> Available data:
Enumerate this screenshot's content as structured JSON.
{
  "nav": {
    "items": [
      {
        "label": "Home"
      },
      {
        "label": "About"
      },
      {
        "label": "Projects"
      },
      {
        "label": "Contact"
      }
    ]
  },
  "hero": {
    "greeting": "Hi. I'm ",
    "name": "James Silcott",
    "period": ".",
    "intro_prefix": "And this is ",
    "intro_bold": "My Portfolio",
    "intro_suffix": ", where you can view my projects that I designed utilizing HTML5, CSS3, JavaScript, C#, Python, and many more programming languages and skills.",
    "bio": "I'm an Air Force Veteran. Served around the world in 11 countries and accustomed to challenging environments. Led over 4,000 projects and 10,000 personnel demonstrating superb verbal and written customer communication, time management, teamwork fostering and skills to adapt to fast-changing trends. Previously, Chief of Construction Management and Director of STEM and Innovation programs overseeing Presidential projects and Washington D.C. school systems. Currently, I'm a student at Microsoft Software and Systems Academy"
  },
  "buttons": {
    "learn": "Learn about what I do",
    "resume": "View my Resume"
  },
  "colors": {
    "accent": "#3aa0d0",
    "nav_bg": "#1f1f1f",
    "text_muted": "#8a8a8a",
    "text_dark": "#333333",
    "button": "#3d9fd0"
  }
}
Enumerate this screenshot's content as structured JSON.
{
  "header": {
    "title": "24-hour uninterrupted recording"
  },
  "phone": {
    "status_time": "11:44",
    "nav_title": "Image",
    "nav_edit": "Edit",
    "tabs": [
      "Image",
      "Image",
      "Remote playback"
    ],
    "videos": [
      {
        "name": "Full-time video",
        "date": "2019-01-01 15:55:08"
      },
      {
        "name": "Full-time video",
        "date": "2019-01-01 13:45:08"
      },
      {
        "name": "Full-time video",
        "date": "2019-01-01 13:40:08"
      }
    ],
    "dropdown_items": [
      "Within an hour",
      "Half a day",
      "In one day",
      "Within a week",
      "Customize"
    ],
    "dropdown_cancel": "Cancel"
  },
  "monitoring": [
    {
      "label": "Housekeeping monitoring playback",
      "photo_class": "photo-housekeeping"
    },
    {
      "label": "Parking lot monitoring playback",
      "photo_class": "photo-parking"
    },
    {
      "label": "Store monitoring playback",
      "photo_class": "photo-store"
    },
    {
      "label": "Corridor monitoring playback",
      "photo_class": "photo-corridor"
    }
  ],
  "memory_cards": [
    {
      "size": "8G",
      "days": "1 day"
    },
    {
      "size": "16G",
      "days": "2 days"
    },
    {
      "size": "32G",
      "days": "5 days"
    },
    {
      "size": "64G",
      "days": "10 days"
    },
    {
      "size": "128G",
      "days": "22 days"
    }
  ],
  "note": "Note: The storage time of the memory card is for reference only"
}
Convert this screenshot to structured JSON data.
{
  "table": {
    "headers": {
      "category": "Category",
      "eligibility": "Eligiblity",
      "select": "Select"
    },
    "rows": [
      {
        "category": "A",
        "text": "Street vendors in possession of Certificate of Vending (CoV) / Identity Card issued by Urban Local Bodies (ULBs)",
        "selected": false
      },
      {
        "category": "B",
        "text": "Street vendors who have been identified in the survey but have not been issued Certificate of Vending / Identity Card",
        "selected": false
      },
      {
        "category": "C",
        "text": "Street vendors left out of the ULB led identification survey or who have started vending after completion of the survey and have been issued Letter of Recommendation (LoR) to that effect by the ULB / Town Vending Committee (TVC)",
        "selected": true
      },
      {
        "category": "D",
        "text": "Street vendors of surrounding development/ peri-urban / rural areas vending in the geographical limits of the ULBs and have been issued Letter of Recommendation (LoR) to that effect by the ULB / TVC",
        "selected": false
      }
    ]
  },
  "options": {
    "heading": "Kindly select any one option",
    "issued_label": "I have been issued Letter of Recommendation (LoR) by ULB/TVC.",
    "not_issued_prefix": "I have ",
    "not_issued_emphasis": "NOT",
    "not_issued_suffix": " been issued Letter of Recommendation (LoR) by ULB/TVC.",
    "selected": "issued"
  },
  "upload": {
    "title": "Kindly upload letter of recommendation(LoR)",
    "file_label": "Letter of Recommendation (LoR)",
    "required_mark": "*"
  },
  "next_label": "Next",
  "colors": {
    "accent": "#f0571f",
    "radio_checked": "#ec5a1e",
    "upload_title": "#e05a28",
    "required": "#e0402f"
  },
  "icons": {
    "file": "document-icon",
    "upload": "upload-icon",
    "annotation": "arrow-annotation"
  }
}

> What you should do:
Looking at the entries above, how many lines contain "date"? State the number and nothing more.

> Task result:
3